If when you’ve cleaned your windows, you’re left with bits of fluff on the surrounding trim, don’t leave it there!
Something worth remembering though... The brush on the Kirby is horse hair or something soft like that. Some cheap vacuums have dusting brushes that resemble a yard brush, so be careful yours isn’t too rough because you don’t want to damage any of the more delicate trims such as roof liners.
Get down those seats too!
Numatic Henry vacuums offer a superb range of 'no fuss' tools ideal for car cleaning, and if you own a Dyson the Dyson 'Car Cleaning Kit' also comes in quite handy.
The following interior products are down to personal choice and opinion....
On interior surfaces the Autoglym Vinyl & Rubber Care comes into a world of its own and is simply superb.
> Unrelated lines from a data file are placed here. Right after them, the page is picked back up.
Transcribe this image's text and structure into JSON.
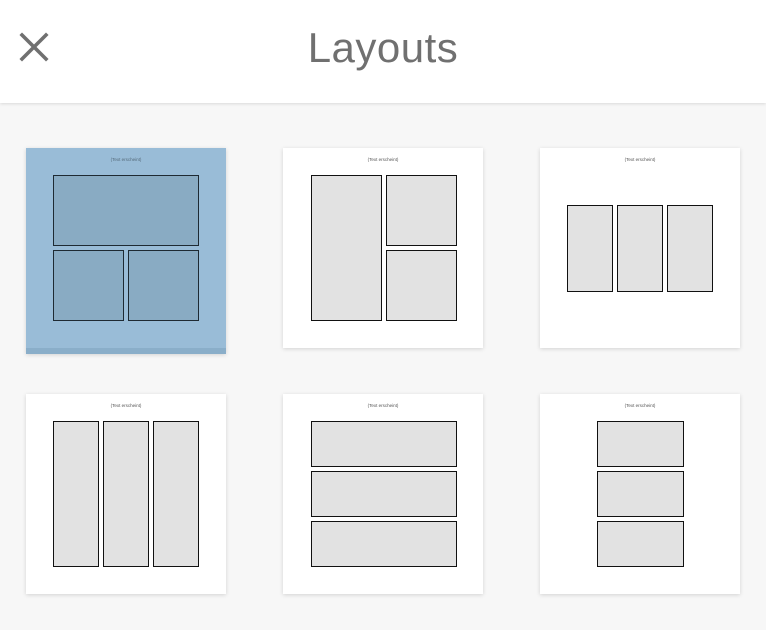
{
  "header": {
    "title": "Layouts",
    "close_icon": "close-icon"
  },
  "colors": {
    "selected_background": "#99bcd7",
    "frame_fill": "#e2e2e2",
    "title_text": "#707070"
  },
  "layouts": [
    {
      "name": "one-wide-top-two-bottom",
      "label": "(Text erscheint)",
      "selected": true
    },
    {
      "name": "tall-left-two-right",
      "label": "(Text erscheint)",
      "selected": false
    },
    {
      "name": "three-columns-short",
      "label": "(Text erscheint)",
      "selected": false
    },
    {
      "name": "three-columns-tall",
      "label": "(Text erscheint)",
      "selected": false
    },
    {
      "name": "three-rows-wide",
      "label": "(Text erscheint)",
      "selected": false
    },
    {
      "name": "three-rows-narrow",
      "label": "(Text erscheint)",
      "selected": false
    }
  ]
}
Again remember to spray it onto a soft duster first rather than directly onto the surface. On darker surfaces it can leave a slightly greasy finish, so don’t go too wild with it.
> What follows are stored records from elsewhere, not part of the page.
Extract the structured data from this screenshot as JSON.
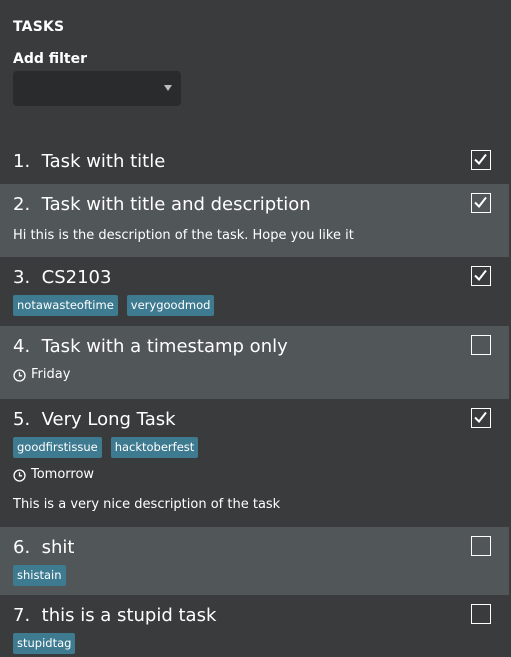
{
  "header": {
    "title": "TASKS",
    "filter_label": "Add filter",
    "filter_value": ""
  },
  "tasks": [
    {
      "index": "1.",
      "title": "Task with title",
      "checked": true,
      "tags": [],
      "time": "",
      "description": ""
    },
    {
      "index": "2.",
      "title": "Task with title and description",
      "checked": true,
      "tags": [],
      "time": "",
      "description": "Hi this is the description of the task. Hope you like it"
    },
    {
      "index": "3.",
      "title": "CS2103",
      "checked": true,
      "tags": [
        "notawasteoftime",
        "verygoodmod"
      ],
      "time": "",
      "description": ""
    },
    {
      "index": "4.",
      "title": "Task with a timestamp only",
      "checked": false,
      "tags": [],
      "time": "Friday",
      "description": ""
    },
    {
      "index": "5.",
      "title": "Very Long Task",
      "checked": true,
      "tags": [
        "goodfirstissue",
        "hacktoberfest"
      ],
      "time": "Tomorrow",
      "description": "This is a very nice description of the task"
    },
    {
      "index": "6.",
      "title": "shit",
      "checked": false,
      "tags": [
        "shistain"
      ],
      "time": "",
      "description": ""
    },
    {
      "index": "7.",
      "title": "this is a stupid task",
      "checked": false,
      "tags": [
        "stupidtag"
      ],
      "time": "",
      "description": ""
    }
  ],
  "colors": {
    "background": "#3a3b3d",
    "alt_row": "#515658",
    "tag": "#3e7b91"
  },
  "icons": {
    "dropdown": "chevron-down-icon",
    "time": "clock-icon",
    "check": "checkmark-icon"
  }
}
Autoglym Fast Glass is also superb for cleaning windows
This product should be used in a shaded area, as if it is hot and sunny it can dry to windows before you have fully polished it off and leave them quite streaky.
When washing seats and carpets I have always used Vax AAA 3-in-1 shampoo in my machine. This is simply because it’s what we use in the house as we have wool carpets. Always found it does a great job without leaving any nasty residues or smells
As for a machine for washing, you simply can not beat a Numatic George
George also comes with the same range of dry use tools as the Henry, so if you buy a George he will be ideal for both wet and dry car cleaning.
If you have bad staining, try pre treating with some Autoglym interior shampoo before using the machine. It is also GREAT for removing dirty marks from the inside roof liners
This is the results it gave on a friend’s MK3 Golf roof liner... all I did was spray on, rub in and then wipe with a damp cloth...
I am of the opinion that you can not properly clean an interior without a proper extraction machine such as the George. A bit like cleaning your clothes. They need to be washed and then rinsed to get the dirt out.
On lighter interiors such as mine..
you will find that it is hard to clean the seats without leaving water marks.
There is an easy way around this.
Once you have cleaned the areas you can get to with the machine, take a bucket of water and a white towelling cloth. The areas of the seat that are not damp need to be damp. So wipe over any remaining dry areas with the cloth. The seat will go darker once it is damp, and the whole seat needs to be the same shade of damp. That way when it dries out you won’t be left with water marks. This does not apply to dark coloured interiors.
Remember that it’s all about the details. You know that old saying “Look after the pennys and the pounds will look after themselves”? Well your car is the same. Look after the tiny details and the bigger picture will look after itself. And remember to improvise. If you have fat fingers then a damp cotton wool bud is great for cleaning between air vents on the dash and in and around electric window buttons.
I think that’s just about everything covered... I'll add more as I think of it though
And remember – If you’ve done everything listed in this thread your car should now be mint.
Letting anybody else clean it once it is in this condition would be ...